[Supplied records Boundary: Start]

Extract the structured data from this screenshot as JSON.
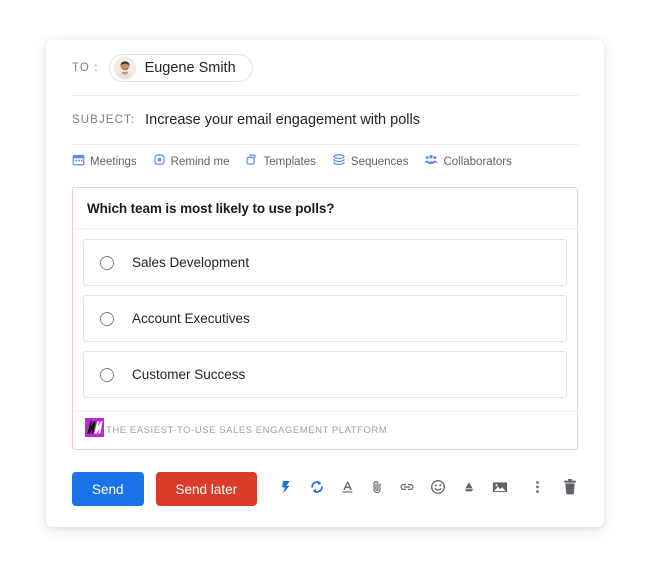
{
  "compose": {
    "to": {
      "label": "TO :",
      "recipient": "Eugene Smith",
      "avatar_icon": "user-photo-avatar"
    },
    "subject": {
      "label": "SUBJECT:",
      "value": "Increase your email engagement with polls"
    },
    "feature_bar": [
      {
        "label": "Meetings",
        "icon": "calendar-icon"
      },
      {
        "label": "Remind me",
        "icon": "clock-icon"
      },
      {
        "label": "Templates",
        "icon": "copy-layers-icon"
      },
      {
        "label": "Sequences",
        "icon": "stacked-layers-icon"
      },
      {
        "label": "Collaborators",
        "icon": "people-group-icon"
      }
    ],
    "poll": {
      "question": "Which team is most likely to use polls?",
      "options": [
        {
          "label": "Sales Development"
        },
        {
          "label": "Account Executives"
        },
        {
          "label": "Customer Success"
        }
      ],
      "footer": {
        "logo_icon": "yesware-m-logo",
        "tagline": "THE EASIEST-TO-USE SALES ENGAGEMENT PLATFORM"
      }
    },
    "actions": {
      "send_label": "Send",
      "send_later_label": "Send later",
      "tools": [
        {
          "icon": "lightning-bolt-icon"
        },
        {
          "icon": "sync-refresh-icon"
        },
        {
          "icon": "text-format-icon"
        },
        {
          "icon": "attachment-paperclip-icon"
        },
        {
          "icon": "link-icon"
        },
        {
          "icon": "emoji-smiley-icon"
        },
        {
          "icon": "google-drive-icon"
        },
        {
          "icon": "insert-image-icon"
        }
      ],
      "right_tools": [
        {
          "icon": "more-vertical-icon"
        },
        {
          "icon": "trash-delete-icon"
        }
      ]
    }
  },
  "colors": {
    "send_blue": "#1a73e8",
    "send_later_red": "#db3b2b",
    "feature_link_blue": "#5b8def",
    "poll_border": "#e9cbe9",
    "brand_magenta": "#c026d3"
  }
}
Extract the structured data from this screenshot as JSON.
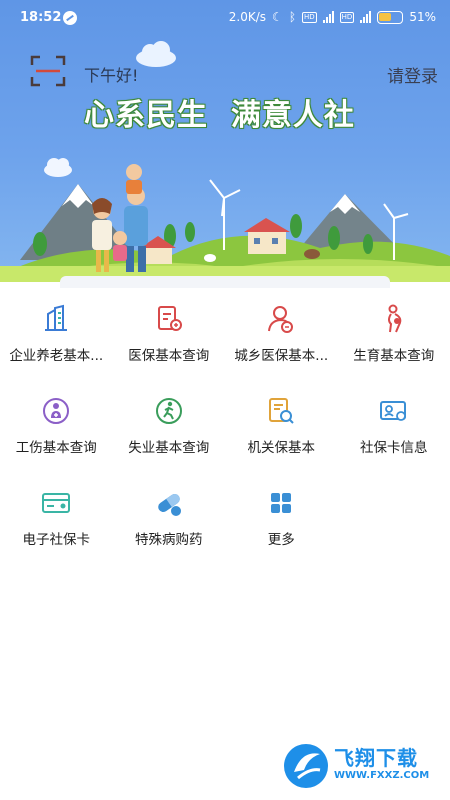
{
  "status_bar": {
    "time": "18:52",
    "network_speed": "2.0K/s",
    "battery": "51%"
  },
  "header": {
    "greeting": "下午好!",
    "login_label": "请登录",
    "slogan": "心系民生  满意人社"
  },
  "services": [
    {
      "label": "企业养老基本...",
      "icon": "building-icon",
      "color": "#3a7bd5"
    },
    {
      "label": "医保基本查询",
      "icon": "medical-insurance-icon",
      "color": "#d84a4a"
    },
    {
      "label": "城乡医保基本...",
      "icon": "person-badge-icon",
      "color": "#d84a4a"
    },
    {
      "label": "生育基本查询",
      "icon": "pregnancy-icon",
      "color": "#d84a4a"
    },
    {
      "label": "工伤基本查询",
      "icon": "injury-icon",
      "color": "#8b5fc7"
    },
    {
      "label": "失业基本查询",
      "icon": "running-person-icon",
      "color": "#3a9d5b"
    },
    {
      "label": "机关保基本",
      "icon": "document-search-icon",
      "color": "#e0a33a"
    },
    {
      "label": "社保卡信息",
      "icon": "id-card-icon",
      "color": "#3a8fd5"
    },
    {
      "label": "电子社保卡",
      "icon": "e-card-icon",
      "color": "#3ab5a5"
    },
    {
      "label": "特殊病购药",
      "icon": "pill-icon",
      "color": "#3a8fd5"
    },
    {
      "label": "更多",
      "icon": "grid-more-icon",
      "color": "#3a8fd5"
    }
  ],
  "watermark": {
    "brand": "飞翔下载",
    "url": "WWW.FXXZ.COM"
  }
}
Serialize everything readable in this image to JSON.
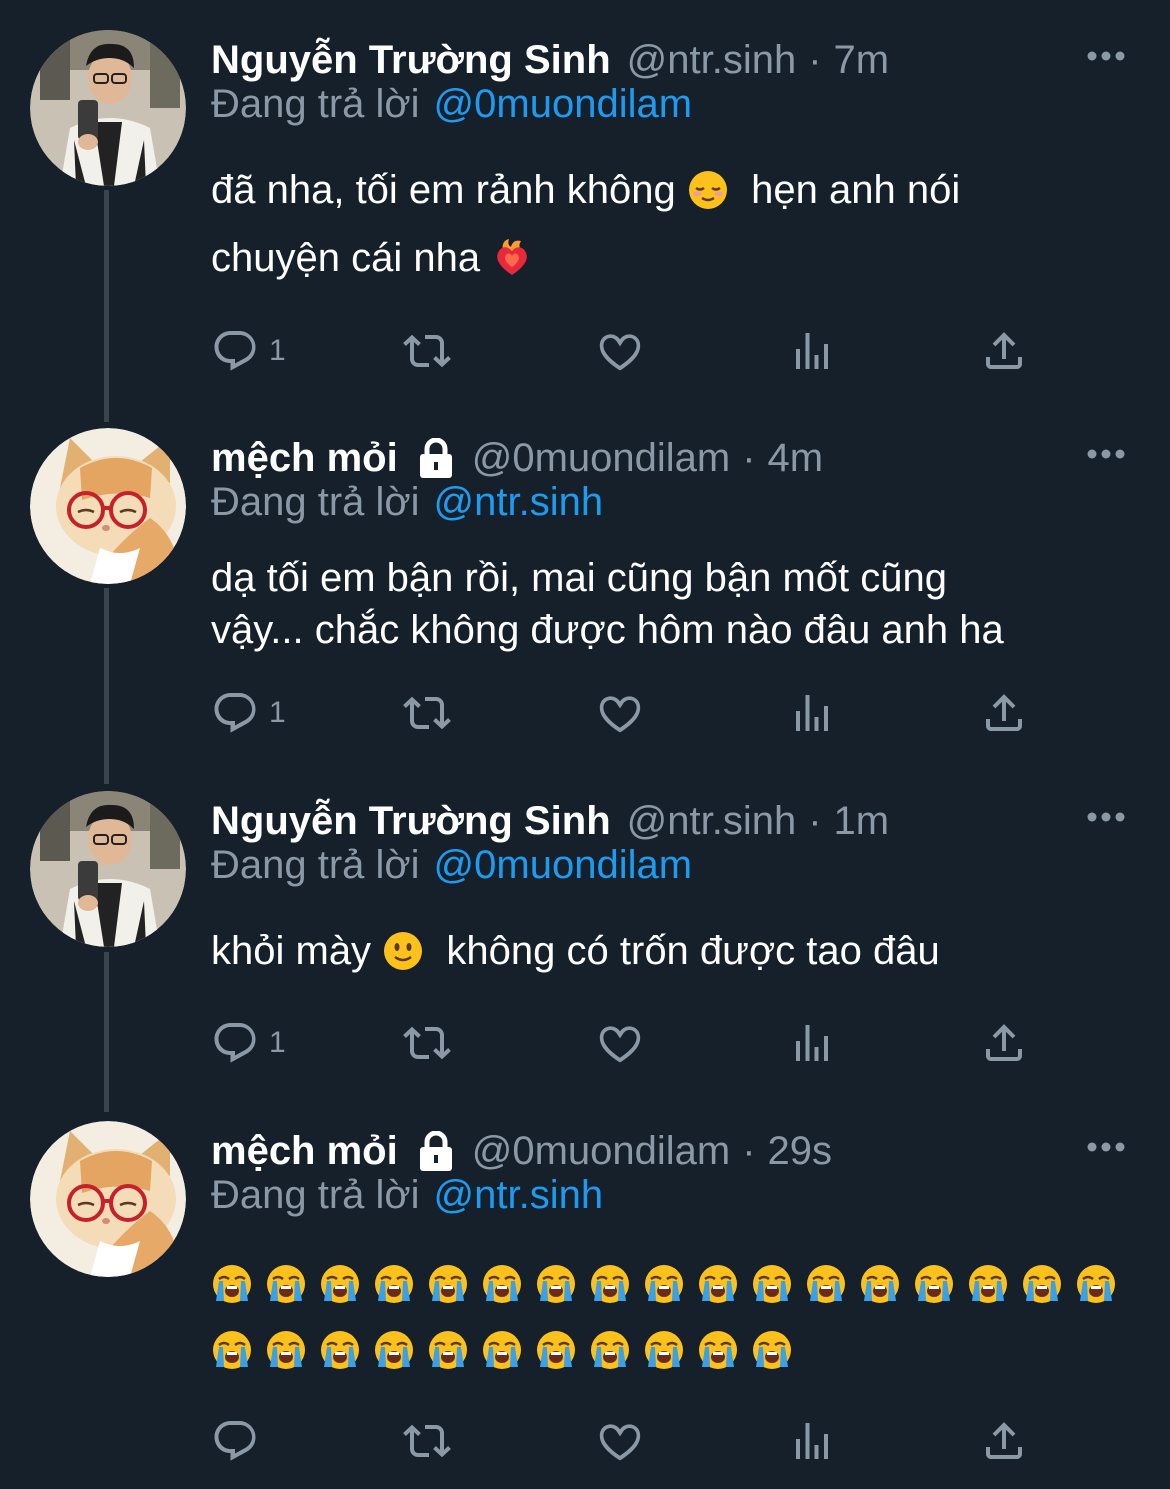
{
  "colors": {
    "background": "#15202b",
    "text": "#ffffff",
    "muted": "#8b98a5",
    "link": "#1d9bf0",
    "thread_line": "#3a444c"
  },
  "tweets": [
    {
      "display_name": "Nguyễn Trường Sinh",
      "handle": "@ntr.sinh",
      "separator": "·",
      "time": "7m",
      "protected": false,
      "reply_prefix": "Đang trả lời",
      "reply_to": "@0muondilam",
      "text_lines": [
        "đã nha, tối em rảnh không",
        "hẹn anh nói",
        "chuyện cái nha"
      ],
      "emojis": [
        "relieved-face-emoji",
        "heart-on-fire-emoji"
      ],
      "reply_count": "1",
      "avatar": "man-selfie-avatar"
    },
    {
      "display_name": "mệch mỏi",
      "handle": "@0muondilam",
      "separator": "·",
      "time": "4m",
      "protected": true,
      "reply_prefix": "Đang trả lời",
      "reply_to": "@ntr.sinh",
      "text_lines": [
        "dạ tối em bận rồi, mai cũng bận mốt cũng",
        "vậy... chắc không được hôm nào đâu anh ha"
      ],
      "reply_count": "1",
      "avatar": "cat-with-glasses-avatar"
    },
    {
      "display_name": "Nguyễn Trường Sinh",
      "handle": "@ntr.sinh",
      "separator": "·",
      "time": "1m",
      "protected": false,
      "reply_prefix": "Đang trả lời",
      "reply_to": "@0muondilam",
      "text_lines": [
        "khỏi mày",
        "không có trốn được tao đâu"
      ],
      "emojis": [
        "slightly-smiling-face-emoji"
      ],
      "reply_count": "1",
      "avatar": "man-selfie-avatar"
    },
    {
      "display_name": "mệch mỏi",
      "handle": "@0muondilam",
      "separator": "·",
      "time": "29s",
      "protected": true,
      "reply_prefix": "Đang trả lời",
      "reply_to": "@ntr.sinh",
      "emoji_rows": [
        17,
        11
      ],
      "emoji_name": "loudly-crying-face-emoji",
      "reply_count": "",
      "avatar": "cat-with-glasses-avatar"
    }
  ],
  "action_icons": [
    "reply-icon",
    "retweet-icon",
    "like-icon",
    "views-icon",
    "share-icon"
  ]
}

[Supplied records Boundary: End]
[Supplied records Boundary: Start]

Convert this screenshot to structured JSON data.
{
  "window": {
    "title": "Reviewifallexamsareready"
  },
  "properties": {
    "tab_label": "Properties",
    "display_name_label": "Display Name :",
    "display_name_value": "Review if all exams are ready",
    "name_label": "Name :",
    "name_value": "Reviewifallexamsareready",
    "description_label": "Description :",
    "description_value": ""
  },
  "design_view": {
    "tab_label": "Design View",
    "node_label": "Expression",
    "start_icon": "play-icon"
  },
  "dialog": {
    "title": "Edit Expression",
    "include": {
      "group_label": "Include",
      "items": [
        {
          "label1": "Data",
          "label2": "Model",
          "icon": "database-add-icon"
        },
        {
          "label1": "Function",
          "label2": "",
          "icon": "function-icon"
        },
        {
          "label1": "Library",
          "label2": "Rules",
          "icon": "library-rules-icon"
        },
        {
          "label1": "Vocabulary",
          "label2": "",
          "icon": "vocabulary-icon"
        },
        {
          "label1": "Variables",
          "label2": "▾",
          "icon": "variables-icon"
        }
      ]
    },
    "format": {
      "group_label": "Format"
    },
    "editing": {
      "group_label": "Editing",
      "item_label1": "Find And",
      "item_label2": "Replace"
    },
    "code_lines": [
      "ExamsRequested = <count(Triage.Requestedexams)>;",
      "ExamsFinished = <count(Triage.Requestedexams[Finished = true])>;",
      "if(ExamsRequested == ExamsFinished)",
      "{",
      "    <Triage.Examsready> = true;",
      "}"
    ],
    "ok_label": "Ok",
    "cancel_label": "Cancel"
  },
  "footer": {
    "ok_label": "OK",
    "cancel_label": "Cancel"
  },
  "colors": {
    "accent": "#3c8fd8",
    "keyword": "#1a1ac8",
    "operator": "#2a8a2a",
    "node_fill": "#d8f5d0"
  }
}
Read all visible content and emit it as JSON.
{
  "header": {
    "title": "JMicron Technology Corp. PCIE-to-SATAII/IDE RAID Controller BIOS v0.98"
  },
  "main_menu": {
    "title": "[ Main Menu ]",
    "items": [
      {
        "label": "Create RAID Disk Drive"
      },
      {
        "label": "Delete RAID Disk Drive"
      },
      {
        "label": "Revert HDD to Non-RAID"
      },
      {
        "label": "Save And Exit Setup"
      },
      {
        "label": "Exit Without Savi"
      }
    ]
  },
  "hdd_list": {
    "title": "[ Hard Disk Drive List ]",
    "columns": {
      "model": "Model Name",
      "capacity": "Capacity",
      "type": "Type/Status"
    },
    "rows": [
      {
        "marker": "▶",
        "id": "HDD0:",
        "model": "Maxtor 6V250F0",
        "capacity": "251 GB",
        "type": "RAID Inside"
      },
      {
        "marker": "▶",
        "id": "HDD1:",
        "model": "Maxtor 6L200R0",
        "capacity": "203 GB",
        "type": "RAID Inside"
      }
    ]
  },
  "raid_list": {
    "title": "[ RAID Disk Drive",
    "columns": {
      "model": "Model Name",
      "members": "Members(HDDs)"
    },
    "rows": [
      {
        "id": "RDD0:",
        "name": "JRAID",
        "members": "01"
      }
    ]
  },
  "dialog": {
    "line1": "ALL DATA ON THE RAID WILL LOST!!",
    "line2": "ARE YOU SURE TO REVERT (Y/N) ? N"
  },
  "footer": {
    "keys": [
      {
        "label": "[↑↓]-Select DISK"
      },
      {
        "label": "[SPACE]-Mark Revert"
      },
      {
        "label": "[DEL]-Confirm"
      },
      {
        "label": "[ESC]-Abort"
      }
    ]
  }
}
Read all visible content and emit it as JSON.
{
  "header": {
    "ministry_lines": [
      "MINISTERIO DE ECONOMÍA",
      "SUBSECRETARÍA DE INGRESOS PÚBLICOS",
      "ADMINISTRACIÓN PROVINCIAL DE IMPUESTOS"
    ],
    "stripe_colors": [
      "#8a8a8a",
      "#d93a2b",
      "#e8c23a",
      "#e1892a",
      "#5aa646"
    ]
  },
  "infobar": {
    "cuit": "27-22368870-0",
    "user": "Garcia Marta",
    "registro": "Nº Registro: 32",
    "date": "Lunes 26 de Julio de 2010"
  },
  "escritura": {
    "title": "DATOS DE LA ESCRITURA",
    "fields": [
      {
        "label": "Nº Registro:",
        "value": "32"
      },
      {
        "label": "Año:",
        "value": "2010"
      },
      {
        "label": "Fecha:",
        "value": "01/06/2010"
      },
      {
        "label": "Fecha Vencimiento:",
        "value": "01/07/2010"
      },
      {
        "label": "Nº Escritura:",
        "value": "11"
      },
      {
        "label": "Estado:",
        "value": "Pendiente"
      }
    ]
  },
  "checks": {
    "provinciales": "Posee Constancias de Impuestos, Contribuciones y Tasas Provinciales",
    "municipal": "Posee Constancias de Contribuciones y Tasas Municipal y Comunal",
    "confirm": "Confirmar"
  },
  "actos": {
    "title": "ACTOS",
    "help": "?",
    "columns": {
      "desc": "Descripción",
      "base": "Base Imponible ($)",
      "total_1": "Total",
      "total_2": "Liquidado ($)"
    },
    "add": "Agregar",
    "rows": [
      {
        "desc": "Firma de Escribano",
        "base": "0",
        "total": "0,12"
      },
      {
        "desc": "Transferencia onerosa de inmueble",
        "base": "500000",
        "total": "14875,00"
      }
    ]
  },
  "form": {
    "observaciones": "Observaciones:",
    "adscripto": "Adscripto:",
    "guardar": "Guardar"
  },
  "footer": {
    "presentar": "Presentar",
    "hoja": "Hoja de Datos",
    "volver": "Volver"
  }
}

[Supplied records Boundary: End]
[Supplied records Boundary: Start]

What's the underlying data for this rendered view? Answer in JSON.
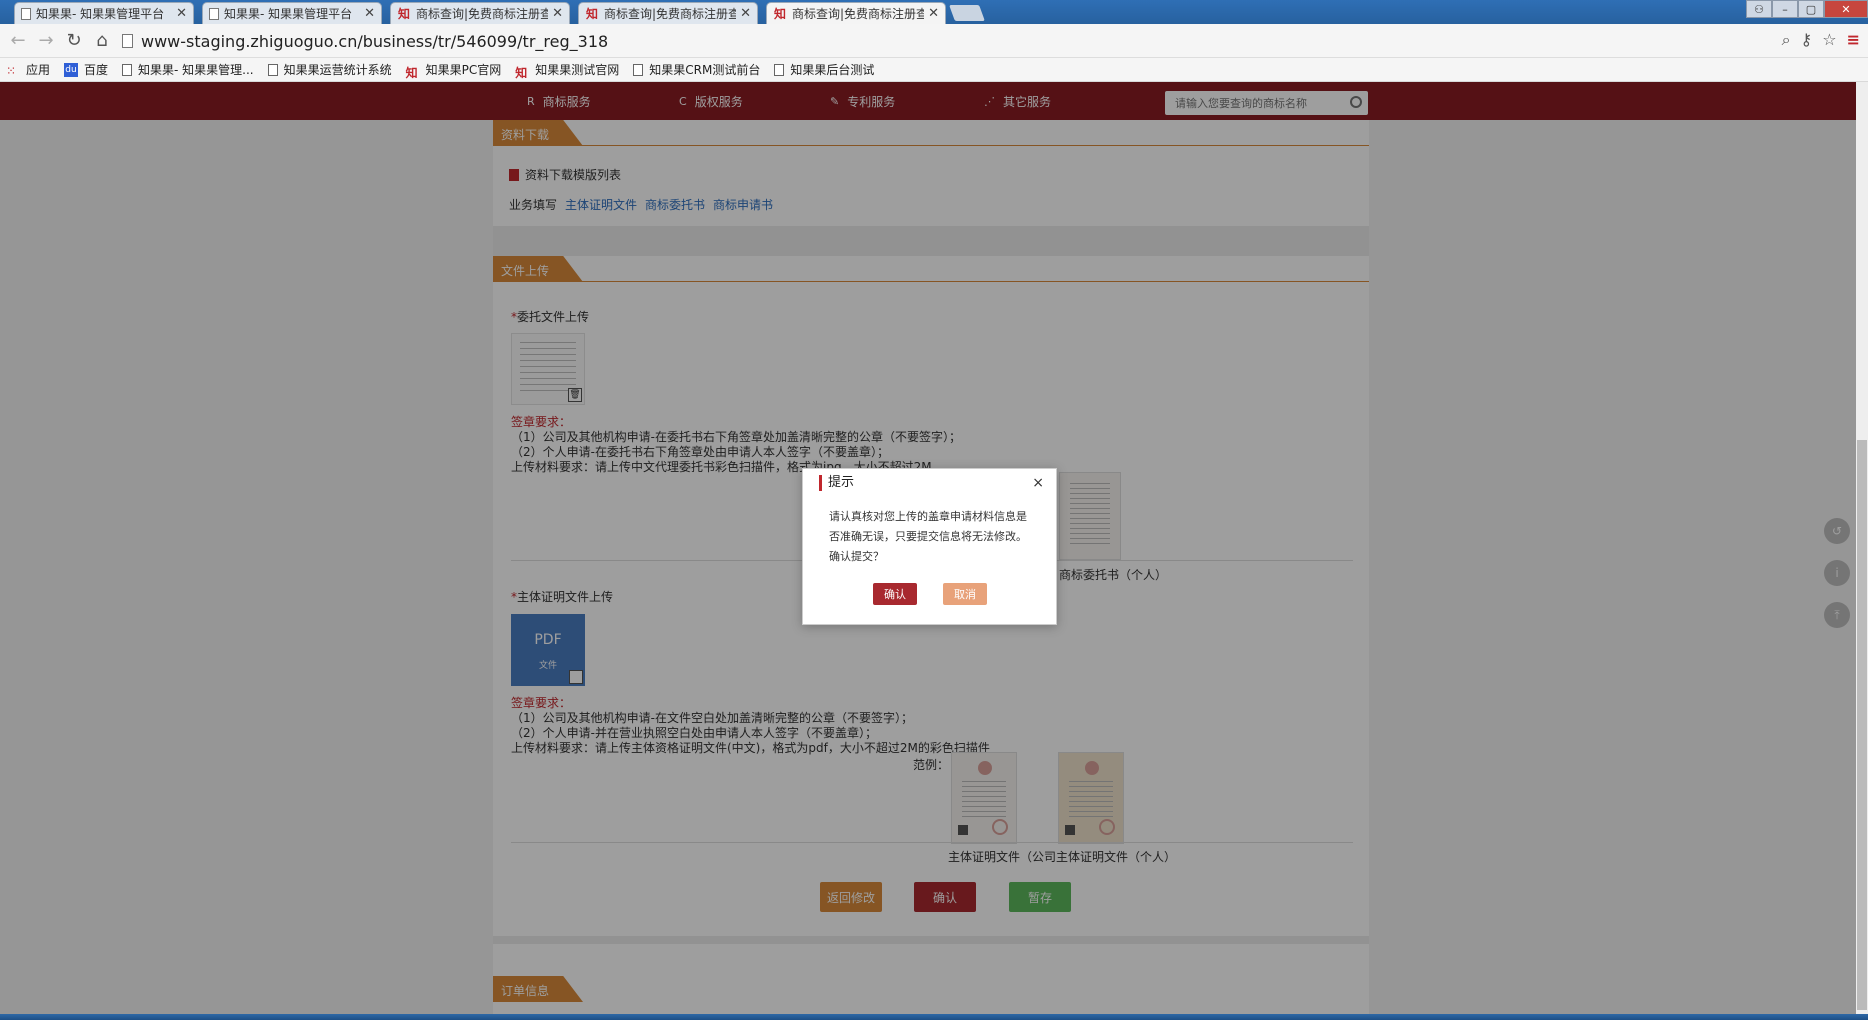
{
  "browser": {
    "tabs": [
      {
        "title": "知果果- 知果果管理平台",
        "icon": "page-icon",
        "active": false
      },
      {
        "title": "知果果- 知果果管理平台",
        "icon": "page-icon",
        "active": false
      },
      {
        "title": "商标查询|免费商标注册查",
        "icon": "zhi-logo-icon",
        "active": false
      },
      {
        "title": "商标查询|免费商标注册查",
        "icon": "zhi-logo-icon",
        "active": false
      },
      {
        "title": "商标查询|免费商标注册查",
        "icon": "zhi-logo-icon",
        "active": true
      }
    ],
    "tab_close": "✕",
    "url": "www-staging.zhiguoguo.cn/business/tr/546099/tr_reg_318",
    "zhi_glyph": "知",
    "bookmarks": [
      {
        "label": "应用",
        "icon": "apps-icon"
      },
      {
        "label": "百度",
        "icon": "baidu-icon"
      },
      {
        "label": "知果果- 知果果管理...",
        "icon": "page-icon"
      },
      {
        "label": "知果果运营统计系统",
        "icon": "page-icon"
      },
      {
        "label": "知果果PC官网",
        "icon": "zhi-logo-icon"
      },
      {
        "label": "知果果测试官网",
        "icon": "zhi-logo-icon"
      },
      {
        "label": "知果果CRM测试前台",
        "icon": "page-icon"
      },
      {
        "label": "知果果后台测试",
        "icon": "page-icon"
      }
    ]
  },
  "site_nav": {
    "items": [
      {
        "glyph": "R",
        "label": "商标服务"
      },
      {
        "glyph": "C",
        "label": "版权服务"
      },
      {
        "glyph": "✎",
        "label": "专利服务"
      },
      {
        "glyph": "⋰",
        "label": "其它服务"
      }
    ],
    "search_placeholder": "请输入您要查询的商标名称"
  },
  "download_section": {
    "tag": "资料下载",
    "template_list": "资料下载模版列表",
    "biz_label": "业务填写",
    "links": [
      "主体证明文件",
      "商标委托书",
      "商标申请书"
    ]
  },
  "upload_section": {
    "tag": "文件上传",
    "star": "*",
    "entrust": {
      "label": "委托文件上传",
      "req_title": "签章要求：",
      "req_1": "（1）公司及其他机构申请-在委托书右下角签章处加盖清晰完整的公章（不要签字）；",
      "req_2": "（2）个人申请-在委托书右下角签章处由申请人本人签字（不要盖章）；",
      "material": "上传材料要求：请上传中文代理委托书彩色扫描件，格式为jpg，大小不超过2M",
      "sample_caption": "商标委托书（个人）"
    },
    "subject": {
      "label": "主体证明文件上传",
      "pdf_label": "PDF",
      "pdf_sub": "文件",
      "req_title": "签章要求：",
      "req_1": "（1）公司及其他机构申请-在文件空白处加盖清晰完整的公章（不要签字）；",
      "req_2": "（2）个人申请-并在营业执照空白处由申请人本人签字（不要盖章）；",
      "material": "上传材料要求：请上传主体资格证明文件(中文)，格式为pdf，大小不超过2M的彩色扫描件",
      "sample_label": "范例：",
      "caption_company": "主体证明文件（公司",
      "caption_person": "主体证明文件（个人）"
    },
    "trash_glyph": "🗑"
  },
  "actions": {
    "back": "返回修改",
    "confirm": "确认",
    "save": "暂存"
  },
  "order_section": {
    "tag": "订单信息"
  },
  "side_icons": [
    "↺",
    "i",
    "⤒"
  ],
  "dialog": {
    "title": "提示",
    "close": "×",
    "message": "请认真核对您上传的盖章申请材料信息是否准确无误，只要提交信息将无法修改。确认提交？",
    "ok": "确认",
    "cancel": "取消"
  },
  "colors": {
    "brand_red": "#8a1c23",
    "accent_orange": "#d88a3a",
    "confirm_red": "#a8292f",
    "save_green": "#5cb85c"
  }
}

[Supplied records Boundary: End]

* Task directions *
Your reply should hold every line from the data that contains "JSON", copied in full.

* Response below *
Extract the structured data from this screenshot as JSON.
Extract the structured data from this screenshot as JSON.
Serialize everything readable in this image to JSON.
Convert this screenshot to structured JSON data.
Read all visible content and emit it as JSON.
Read all visible content and emit it as JSON.
What's the underlying data for this rendered view? Answer in JSON.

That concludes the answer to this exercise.